State-Created Property and Due Process of Law: Filling the Void Left by Engquist v. Oregon Department of Agriculture

This Faculty Working Paper has been updated and posted within the Faculty Scholarly Works Series. It is currently available here.
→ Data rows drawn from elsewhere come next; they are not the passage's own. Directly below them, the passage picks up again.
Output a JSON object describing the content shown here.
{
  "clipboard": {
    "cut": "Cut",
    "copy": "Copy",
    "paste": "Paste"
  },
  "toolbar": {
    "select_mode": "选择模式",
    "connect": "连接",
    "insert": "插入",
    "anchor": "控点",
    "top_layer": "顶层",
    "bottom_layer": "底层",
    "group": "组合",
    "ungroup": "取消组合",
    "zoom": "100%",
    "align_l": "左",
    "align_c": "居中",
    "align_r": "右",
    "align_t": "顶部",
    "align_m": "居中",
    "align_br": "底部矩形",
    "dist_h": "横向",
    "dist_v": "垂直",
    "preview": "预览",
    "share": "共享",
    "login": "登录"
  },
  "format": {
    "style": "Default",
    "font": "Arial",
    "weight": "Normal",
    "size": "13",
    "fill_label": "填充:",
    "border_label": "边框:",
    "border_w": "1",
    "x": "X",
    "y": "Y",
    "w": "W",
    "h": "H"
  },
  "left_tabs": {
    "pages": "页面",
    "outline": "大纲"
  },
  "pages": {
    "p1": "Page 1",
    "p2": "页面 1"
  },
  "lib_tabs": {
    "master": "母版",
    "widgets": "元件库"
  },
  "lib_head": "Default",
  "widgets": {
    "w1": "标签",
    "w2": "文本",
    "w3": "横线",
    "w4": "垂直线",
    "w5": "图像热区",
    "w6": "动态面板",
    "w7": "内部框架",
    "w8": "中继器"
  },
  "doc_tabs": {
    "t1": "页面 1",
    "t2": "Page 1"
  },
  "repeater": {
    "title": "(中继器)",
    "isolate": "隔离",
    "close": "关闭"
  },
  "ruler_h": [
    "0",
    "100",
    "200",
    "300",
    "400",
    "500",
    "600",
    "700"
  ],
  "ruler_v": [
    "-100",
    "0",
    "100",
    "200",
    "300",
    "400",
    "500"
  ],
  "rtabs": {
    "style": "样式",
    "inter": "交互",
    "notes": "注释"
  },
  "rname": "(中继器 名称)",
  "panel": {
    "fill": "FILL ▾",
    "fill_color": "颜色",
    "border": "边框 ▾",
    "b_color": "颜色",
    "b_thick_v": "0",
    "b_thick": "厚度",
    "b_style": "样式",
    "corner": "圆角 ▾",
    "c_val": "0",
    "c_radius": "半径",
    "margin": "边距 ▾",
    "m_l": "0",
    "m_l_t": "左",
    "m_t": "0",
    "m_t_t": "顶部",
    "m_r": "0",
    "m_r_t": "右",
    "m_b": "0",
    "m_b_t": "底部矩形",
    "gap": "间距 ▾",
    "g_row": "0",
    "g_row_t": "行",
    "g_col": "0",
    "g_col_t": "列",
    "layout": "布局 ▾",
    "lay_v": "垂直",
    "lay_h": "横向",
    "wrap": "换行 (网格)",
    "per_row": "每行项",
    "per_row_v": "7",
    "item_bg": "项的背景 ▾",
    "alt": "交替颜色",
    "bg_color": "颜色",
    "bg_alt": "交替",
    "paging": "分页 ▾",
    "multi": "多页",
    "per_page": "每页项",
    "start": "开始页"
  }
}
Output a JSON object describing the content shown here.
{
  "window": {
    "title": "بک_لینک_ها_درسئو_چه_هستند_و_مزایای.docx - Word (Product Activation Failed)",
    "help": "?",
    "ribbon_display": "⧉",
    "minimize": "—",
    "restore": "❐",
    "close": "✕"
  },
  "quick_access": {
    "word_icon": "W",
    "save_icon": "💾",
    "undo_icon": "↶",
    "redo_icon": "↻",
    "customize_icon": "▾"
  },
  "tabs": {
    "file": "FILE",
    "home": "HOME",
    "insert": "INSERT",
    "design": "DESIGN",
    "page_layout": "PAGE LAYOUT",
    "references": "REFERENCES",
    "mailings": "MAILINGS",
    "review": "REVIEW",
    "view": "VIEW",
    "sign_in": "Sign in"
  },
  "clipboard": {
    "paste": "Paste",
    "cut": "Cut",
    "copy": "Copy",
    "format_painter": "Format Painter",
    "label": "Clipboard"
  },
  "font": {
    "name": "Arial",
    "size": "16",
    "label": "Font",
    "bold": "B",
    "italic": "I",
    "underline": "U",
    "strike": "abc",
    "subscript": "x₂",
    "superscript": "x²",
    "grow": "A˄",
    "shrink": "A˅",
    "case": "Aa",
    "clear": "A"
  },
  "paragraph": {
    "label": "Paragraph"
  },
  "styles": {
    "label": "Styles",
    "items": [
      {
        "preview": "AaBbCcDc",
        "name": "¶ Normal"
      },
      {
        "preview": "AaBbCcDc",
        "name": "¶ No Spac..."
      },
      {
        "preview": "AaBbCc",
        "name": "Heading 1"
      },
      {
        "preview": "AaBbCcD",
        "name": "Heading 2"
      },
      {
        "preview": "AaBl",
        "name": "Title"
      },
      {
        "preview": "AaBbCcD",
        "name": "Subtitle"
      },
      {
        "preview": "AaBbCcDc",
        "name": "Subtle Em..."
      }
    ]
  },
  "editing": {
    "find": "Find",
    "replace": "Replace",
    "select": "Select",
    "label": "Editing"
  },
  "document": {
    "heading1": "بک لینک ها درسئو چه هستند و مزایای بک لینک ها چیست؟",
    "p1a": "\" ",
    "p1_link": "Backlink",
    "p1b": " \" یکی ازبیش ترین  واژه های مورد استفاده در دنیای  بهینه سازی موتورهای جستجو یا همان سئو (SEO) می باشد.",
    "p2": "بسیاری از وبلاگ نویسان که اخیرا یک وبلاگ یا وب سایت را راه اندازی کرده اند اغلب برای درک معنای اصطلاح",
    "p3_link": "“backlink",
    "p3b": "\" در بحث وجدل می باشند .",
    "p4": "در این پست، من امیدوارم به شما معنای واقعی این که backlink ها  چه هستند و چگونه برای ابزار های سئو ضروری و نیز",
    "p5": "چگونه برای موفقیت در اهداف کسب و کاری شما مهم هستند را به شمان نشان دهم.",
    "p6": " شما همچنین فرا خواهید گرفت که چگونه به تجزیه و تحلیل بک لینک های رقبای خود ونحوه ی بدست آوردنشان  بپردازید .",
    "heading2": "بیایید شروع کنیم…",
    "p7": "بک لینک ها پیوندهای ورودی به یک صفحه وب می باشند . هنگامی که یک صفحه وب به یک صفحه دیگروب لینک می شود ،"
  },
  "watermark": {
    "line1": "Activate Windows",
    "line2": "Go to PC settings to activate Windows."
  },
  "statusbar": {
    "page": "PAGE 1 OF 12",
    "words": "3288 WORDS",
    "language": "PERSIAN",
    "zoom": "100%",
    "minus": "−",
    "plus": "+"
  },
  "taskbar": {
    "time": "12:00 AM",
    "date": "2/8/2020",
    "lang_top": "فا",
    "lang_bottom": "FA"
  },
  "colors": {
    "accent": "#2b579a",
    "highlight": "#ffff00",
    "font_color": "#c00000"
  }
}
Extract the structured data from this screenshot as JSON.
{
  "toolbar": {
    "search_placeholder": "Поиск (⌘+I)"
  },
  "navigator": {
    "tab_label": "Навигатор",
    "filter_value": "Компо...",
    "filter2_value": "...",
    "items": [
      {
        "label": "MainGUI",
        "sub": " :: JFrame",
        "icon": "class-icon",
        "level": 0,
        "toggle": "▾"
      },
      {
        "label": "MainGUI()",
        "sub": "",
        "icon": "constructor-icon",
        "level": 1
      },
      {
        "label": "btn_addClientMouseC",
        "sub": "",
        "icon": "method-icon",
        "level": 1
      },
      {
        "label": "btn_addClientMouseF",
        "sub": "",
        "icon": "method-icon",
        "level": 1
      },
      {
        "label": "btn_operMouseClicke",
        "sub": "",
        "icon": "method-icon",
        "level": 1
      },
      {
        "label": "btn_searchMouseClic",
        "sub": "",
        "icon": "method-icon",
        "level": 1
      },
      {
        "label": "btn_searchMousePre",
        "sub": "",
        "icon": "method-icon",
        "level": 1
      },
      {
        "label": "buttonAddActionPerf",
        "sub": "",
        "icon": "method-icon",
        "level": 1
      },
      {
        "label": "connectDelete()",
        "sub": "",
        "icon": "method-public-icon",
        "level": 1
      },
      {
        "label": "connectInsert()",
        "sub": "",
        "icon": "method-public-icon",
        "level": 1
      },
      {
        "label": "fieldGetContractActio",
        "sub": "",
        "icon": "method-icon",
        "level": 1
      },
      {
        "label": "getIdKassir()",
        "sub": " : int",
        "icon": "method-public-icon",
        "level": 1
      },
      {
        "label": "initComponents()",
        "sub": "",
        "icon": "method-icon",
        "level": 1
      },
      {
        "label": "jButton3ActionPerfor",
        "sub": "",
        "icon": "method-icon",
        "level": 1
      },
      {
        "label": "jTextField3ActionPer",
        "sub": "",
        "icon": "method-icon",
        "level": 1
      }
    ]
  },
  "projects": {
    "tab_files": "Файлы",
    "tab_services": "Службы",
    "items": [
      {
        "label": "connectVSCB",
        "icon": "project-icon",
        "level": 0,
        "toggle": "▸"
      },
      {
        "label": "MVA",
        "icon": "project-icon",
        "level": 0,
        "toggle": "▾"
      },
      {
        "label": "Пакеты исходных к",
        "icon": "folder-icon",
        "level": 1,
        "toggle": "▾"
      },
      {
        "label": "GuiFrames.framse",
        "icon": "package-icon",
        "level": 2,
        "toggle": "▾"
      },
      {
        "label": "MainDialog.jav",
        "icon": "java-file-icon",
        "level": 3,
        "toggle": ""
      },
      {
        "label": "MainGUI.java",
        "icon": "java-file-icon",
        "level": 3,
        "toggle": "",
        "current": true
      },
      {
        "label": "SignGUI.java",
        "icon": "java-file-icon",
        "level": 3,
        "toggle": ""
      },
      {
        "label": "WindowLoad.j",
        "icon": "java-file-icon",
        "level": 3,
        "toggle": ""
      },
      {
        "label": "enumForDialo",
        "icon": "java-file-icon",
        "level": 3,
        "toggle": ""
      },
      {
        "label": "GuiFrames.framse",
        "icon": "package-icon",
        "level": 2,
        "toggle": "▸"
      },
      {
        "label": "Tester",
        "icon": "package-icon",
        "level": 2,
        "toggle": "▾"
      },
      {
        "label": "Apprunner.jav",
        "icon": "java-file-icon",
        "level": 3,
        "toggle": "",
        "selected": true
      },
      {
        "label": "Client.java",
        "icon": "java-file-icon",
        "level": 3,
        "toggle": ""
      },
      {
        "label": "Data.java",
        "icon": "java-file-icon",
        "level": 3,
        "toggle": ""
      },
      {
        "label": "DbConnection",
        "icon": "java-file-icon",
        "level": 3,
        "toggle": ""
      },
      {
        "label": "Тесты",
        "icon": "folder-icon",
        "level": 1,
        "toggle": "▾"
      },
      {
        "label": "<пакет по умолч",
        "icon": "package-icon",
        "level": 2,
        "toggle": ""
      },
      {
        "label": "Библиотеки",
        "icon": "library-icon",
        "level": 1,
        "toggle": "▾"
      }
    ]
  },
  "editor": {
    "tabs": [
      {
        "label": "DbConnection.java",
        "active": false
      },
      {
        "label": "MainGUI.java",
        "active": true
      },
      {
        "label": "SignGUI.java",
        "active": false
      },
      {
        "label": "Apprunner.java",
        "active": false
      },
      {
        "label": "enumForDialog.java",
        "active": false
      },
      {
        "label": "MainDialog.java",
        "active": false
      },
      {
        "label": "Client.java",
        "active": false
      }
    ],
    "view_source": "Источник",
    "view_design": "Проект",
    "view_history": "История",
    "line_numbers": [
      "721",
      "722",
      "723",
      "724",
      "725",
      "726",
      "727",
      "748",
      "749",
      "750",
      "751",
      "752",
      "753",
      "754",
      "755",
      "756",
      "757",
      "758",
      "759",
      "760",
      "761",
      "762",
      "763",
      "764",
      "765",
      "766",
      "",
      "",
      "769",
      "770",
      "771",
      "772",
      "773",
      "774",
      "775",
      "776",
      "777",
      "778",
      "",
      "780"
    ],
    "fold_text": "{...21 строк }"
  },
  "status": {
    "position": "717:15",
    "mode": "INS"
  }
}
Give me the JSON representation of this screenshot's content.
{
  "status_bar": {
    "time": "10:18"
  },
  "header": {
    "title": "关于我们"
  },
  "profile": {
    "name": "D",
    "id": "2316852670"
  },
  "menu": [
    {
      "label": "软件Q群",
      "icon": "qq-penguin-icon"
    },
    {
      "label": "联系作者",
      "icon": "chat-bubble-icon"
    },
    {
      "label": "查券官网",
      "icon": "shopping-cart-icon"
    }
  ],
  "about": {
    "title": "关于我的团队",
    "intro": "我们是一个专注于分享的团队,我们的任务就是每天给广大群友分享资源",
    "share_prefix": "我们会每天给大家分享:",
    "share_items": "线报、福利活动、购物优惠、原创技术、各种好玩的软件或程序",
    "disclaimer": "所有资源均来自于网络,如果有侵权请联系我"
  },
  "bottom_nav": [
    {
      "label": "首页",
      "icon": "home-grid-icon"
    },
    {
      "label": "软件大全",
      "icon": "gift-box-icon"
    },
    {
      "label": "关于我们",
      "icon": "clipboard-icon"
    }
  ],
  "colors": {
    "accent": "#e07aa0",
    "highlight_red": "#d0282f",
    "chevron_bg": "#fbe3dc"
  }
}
Several years ago, in Village of Willowbrook v. Olech, the Supreme Court recognized a 'class-of-one' Equal Protection theory, under which individuals charging that they were singled out for arbitrary treatment by officials may sue for vindication. Last term, in Engquist v. Oregon Department of Agriculture, the Court barred recourse to this type of claim on the part of government employees. The reasoning of Engquist, which emphasizes the discretionary nature of employment decisions, threatens to eliminate a wide range of class-of-one claims outside the employment area as well. There is a pressing need for an alternative. This article proposes another basis on which some (but not all) litigants claiming arbitrary treatment by officials may seek relief. Persons whose relations with the state — whether as employee, holder of a business license, land developer, or otherwise — give rise to 'state-created' property interests may sue under the Due Process Clause when officials deprive them of those interests without due process of law. The right to procedural safeguards for such interests is well-established. We argue that they are entitled also to substantive protection. Yet, the case law on substantive due process for state-created property is sketchy, fragmented, and contradictory, in part, because the Supreme Court has provided little guidance. We develop an argument for substantive due process rights in this context, identify and meet objections to our thesis, and show how the right would operate in practice. Finally, we consider the impact of Engquist, an Equal Protection case, on our Due Process theory of recovery.